[Items from a dataset]
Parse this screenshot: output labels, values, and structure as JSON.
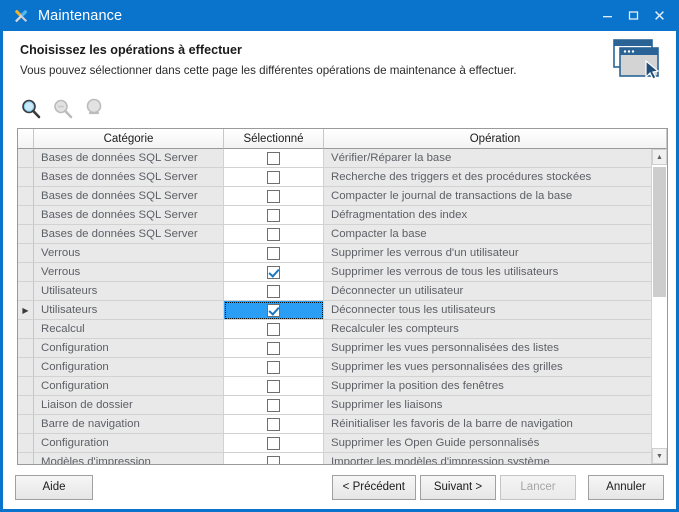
{
  "window": {
    "title": "Maintenance",
    "icon": "tools-icon",
    "controls": {
      "minimize": "–",
      "maximize": "☐",
      "close": "✕"
    },
    "accent_color": "#0a74cd"
  },
  "banner": {
    "heading": "Choisissez les opérations à effectuer",
    "subheading": "Vous pouvez sélectionner dans cette page les différentes opérations de maintenance à effectuer.",
    "icon": "windows-cursor-icon"
  },
  "toolbar": {
    "items": [
      {
        "name": "search-icon",
        "enabled": true
      },
      {
        "name": "zoom-out-icon",
        "enabled": false
      },
      {
        "name": "zoom-in-icon",
        "enabled": false
      }
    ]
  },
  "grid": {
    "columns": [
      "Catégorie",
      "Sélectionné",
      "Opération"
    ],
    "row_indicator_glyph": "▶",
    "selected_row_index": 8,
    "rows": [
      {
        "categorie": "Bases de données SQL Server",
        "selectionne": false,
        "operation": "Vérifier/Réparer la base"
      },
      {
        "categorie": "Bases de données SQL Server",
        "selectionne": false,
        "operation": "Recherche des triggers et des procédures stockées"
      },
      {
        "categorie": "Bases de données SQL Server",
        "selectionne": false,
        "operation": "Compacter le journal de transactions de la base"
      },
      {
        "categorie": "Bases de données SQL Server",
        "selectionne": false,
        "operation": "Défragmentation des index"
      },
      {
        "categorie": "Bases de données SQL Server",
        "selectionne": false,
        "operation": "Compacter la base"
      },
      {
        "categorie": "Verrous",
        "selectionne": false,
        "operation": "Supprimer les verrous d'un utilisateur"
      },
      {
        "categorie": "Verrous",
        "selectionne": true,
        "operation": "Supprimer les verrous de tous les utilisateurs"
      },
      {
        "categorie": "Utilisateurs",
        "selectionne": false,
        "operation": "Déconnecter un utilisateur"
      },
      {
        "categorie": "Utilisateurs",
        "selectionne": true,
        "operation": "Déconnecter tous les utilisateurs"
      },
      {
        "categorie": "Recalcul",
        "selectionne": false,
        "operation": "Recalculer les compteurs"
      },
      {
        "categorie": "Configuration",
        "selectionne": false,
        "operation": "Supprimer les vues personnalisées des listes"
      },
      {
        "categorie": "Configuration",
        "selectionne": false,
        "operation": "Supprimer les vues personnalisées des grilles"
      },
      {
        "categorie": "Configuration",
        "selectionne": false,
        "operation": "Supprimer la position des fenêtres"
      },
      {
        "categorie": "Liaison de dossier",
        "selectionne": false,
        "operation": "Supprimer les liaisons"
      },
      {
        "categorie": "Barre de navigation",
        "selectionne": false,
        "operation": "Réinitialiser les favoris de la barre de navigation"
      },
      {
        "categorie": "Configuration",
        "selectionne": false,
        "operation": "Supprimer les Open Guide personnalisés"
      },
      {
        "categorie": "Modèles d'impression",
        "selectionne": false,
        "operation": "Importer les modèles d'impression système"
      }
    ],
    "scrollbar": {
      "up_glyph": "▲",
      "down_glyph": "▼"
    }
  },
  "buttons": {
    "aide": "Aide",
    "precedent": "< Précédent",
    "suivant": "Suivant >",
    "lancer": "Lancer",
    "lancer_enabled": false,
    "annuler": "Annuler"
  }
}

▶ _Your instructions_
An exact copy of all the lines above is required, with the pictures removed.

▶ _Task output_
Parse this screenshot: output labels, values, and structure as JSON.
{
  "window": {
    "title": "Maintenance",
    "icon": "tools-icon",
    "controls": {
      "minimize": "–",
      "maximize": "☐",
      "close": "✕"
    },
    "accent_color": "#0a74cd"
  },
  "banner": {
    "heading": "Choisissez les opérations à effectuer",
    "subheading": "Vous pouvez sélectionner dans cette page les différentes opérations de maintenance à effectuer.",
    "icon": "windows-cursor-icon"
  },
  "toolbar": {
    "items": [
      {
        "name": "search-icon",
        "enabled": true
      },
      {
        "name": "zoom-out-icon",
        "enabled": false
      },
      {
        "name": "zoom-in-icon",
        "enabled": false
      }
    ]
  },
  "grid": {
    "columns": [
      "Catégorie",
      "Sélectionné",
      "Opération"
    ],
    "row_indicator_glyph": "▶",
    "selected_row_index": 8,
    "rows": [
      {
        "categorie": "Bases de données SQL Server",
        "selectionne": false,
        "operation": "Vérifier/Réparer la base"
      },
      {
        "categorie": "Bases de données SQL Server",
        "selectionne": false,
        "operation": "Recherche des triggers et des procédures stockées"
      },
      {
        "categorie": "Bases de données SQL Server",
        "selectionne": false,
        "operation": "Compacter le journal de transactions de la base"
      },
      {
        "categorie": "Bases de données SQL Server",
        "selectionne": false,
        "operation": "Défragmentation des index"
      },
      {
        "categorie": "Bases de données SQL Server",
        "selectionne": false,
        "operation": "Compacter la base"
      },
      {
        "categorie": "Verrous",
        "selectionne": false,
        "operation": "Supprimer les verrous d'un utilisateur"
      },
      {
        "categorie": "Verrous",
        "selectionne": true,
        "operation": "Supprimer les verrous de tous les utilisateurs"
      },
      {
        "categorie": "Utilisateurs",
        "selectionne": false,
        "operation": "Déconnecter un utilisateur"
      },
      {
        "categorie": "Utilisateurs",
        "selectionne": true,
        "operation": "Déconnecter tous les utilisateurs"
      },
      {
        "categorie": "Recalcul",
        "selectionne": false,
        "operation": "Recalculer les compteurs"
      },
      {
        "categorie": "Configuration",
        "selectionne": false,
        "operation": "Supprimer les vues personnalisées des listes"
      },
      {
        "categorie": "Configuration",
        "selectionne": false,
        "operation": "Supprimer les vues personnalisées des grilles"
      },
      {
        "categorie": "Configuration",
        "selectionne": false,
        "operation": "Supprimer la position des fenêtres"
      },
      {
        "categorie": "Liaison de dossier",
        "selectionne": false,
        "operation": "Supprimer les liaisons"
      },
      {
        "categorie": "Barre de navigation",
        "selectionne": false,
        "operation": "Réinitialiser les favoris de la barre de navigation"
      },
      {
        "categorie": "Configuration",
        "selectionne": false,
        "operation": "Supprimer les Open Guide personnalisés"
      },
      {
        "categorie": "Modèles d'impression",
        "selectionne": false,
        "operation": "Importer les modèles d'impression système"
      }
    ],
    "scrollbar": {
      "up_glyph": "▲",
      "down_glyph": "▼"
    }
  },
  "buttons": {
    "aide": "Aide",
    "precedent": "< Précédent",
    "suivant": "Suivant >",
    "lancer": "Lancer",
    "lancer_enabled": false,
    "annuler": "Annuler"
  }
}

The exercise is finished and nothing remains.